[4] Barbara Zitova,Jan Flusser,”Image registration methods: a survey”,In proceedings of Image and Vision Computing 21 (2003) 977–1000 [2003]

[5] Nuno.Roma,Jose Santos-Victor,and Jose Tome,”A Comparitive Analysis of cross correlation Matching Algorithms Using a Pyramidal Resolution approach,”2002

[6] Luca.L et al,”Autonomous learning of active multi-scale binocular vision”,In proceedings of Development and Learning and Epigenetic Robotics (ICDL), 2013 IEEE Third Joint International Conference, Publication Year: 2013 , Page(s): 1 – 6 ,IEEE 2013

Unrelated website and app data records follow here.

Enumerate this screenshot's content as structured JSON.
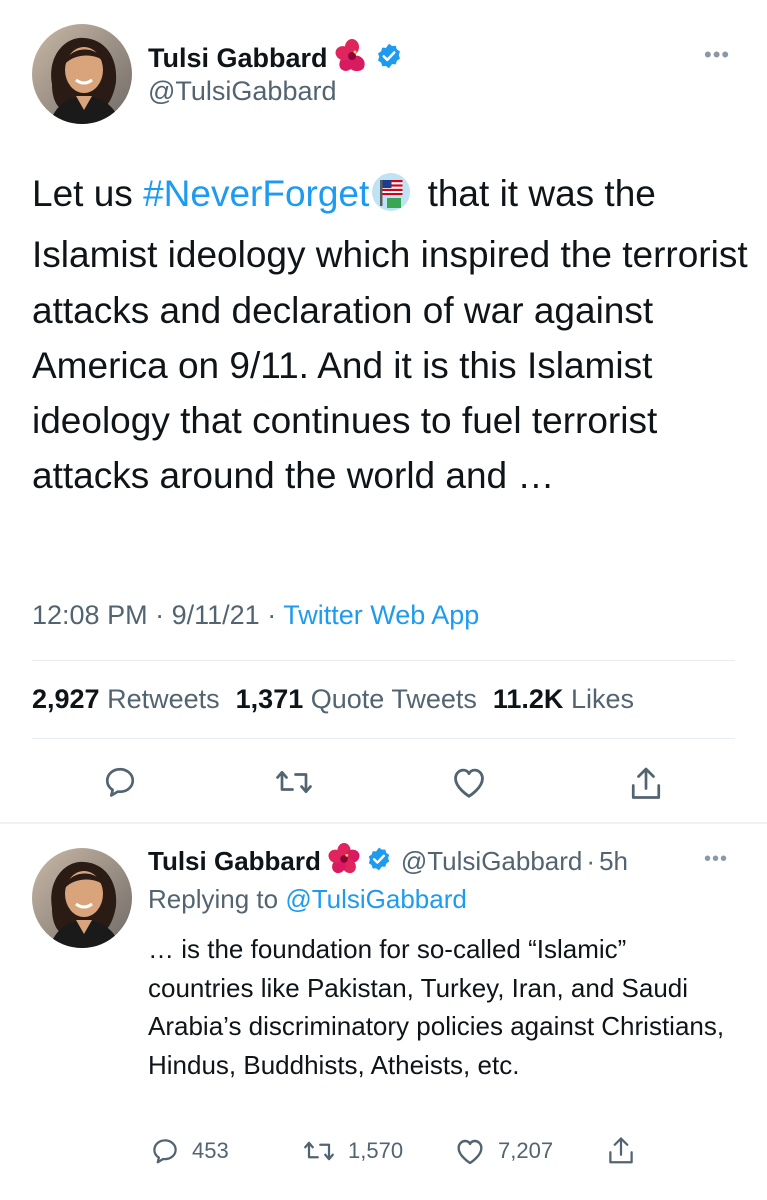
{
  "main_tweet": {
    "author_name": "Tulsi Gabbard",
    "author_handle": "@TulsiGabbard",
    "text_before_hashtag": "Let us ",
    "hashtag": "#NeverForget",
    "text_after_hashtag": " that it was the Islamist ideology which inspired the terrorist attacks and declaration of war against America on 9/11. And it is this Islamist ideology that continues to fuel terrorist attacks around the world and …",
    "time": "12:08 PM",
    "date": "9/11/21",
    "separator": "·",
    "source_app": "Twitter Web App",
    "stats": {
      "retweets_count": "2,927",
      "retweets_label": "Retweets",
      "quotes_count": "1,371",
      "quotes_label": "Quote Tweets",
      "likes_count": "11.2K",
      "likes_label": "Likes"
    },
    "more_glyph": "•••"
  },
  "reply_tweet": {
    "author_name": "Tulsi Gabbard",
    "author_handle": "@TulsiGabbard",
    "separator": "·",
    "age": "5h",
    "replying_prefix": "Replying to ",
    "replying_to": "@TulsiGabbard",
    "text": "… is the foundation for so-called “Islamic” countries like Pakistan, Turkey, Iran, and Saudi Arabia’s discriminatory policies against Christians, Hindus, Buddhists, Atheists, etc.",
    "reply_count": "453",
    "retweet_count": "1,570",
    "like_count": "7,207",
    "more_glyph": "•••"
  },
  "icons": {
    "flower": "hibiscus-icon",
    "verified": "verified-badge-icon",
    "hashtag_emoji": "never-forget-flag-icon",
    "reply": "reply-icon",
    "retweet": "retweet-icon",
    "like": "heart-icon",
    "share": "share-icon"
  },
  "colors": {
    "link": "#1d9bf0",
    "secondary_text": "#536471",
    "primary_text": "#0f1419",
    "verified": "#1d9bf0",
    "flower": "#d81b60"
  }
}
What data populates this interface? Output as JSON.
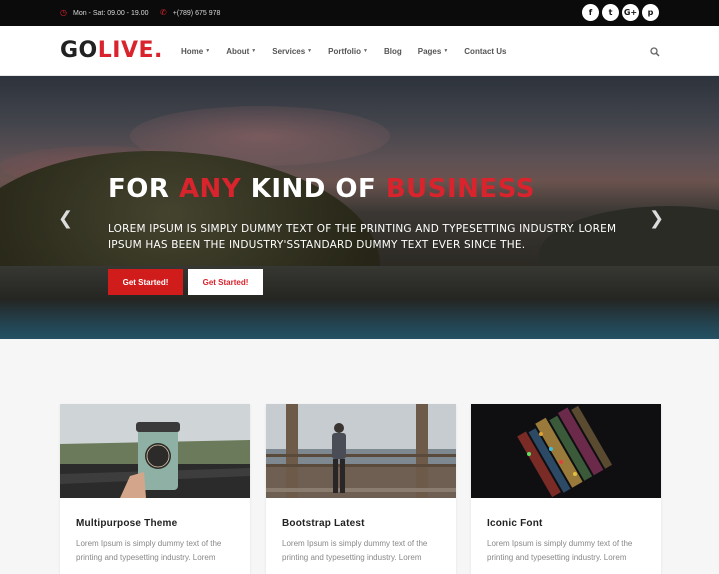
{
  "topbar": {
    "hours": "Mon - Sat: 09.00 - 19.00",
    "phone": "+(789) 675 978",
    "social": [
      {
        "icon": "facebook-icon",
        "glyph": "f"
      },
      {
        "icon": "twitter-icon",
        "glyph": "t"
      },
      {
        "icon": "google-plus-icon",
        "glyph": "G+"
      },
      {
        "icon": "pinterest-icon",
        "glyph": "p"
      }
    ]
  },
  "header": {
    "logo": {
      "go": "GO",
      "live": "LIVE",
      "dot": "."
    },
    "nav": [
      {
        "label": "Home",
        "dropdown": true
      },
      {
        "label": "About",
        "dropdown": true
      },
      {
        "label": "Services",
        "dropdown": true
      },
      {
        "label": "Portfolio",
        "dropdown": true
      },
      {
        "label": "Blog",
        "dropdown": false
      },
      {
        "label": "Pages",
        "dropdown": true
      },
      {
        "label": "Contact Us",
        "dropdown": false
      }
    ]
  },
  "hero": {
    "title_part1": "FOR ",
    "title_part2": "ANY",
    "title_part3": " KIND OF ",
    "title_part4": "BUSINESS",
    "subtitle": "LOREM IPSUM IS SIMPLY DUMMY TEXT OF THE PRINTING AND TYPESETTING INDUSTRY. LOREM IPSUM HAS BEEN THE INDUSTRY'SSTANDARD DUMMY TEXT EVER SINCE THE.",
    "primary_button": "Get Started!",
    "secondary_button": "Get Started!"
  },
  "cards": [
    {
      "title": "Multipurpose Theme",
      "text": "Lorem Ipsum is simply dummy text of the printing and typesetting industry. Lorem"
    },
    {
      "title": "Bootstrap Latest",
      "text": "Lorem Ipsum is simply dummy text of the printing and typesetting industry. Lorem"
    },
    {
      "title": "Iconic Font",
      "text": "Lorem Ipsum is simply dummy text of the printing and typesetting industry. Lorem"
    }
  ],
  "colors": {
    "accent": "#d9232d",
    "topbar": "#0b0b0b"
  }
}
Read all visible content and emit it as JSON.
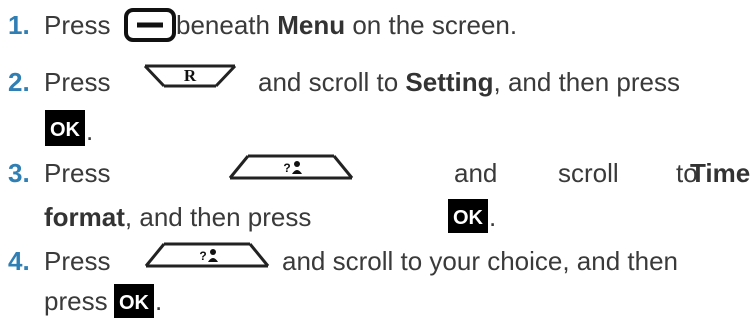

[7] Priyanka.V.K ,Vijayakmar.K,Sudheesh Madhavan,”Receptive field Position Disparity Estimation Using Cross correlation Algorithms”, International Journal of Engineering Research and General Science Volume 3, Issue 1, January-February, 2015 ISSN 2091-2730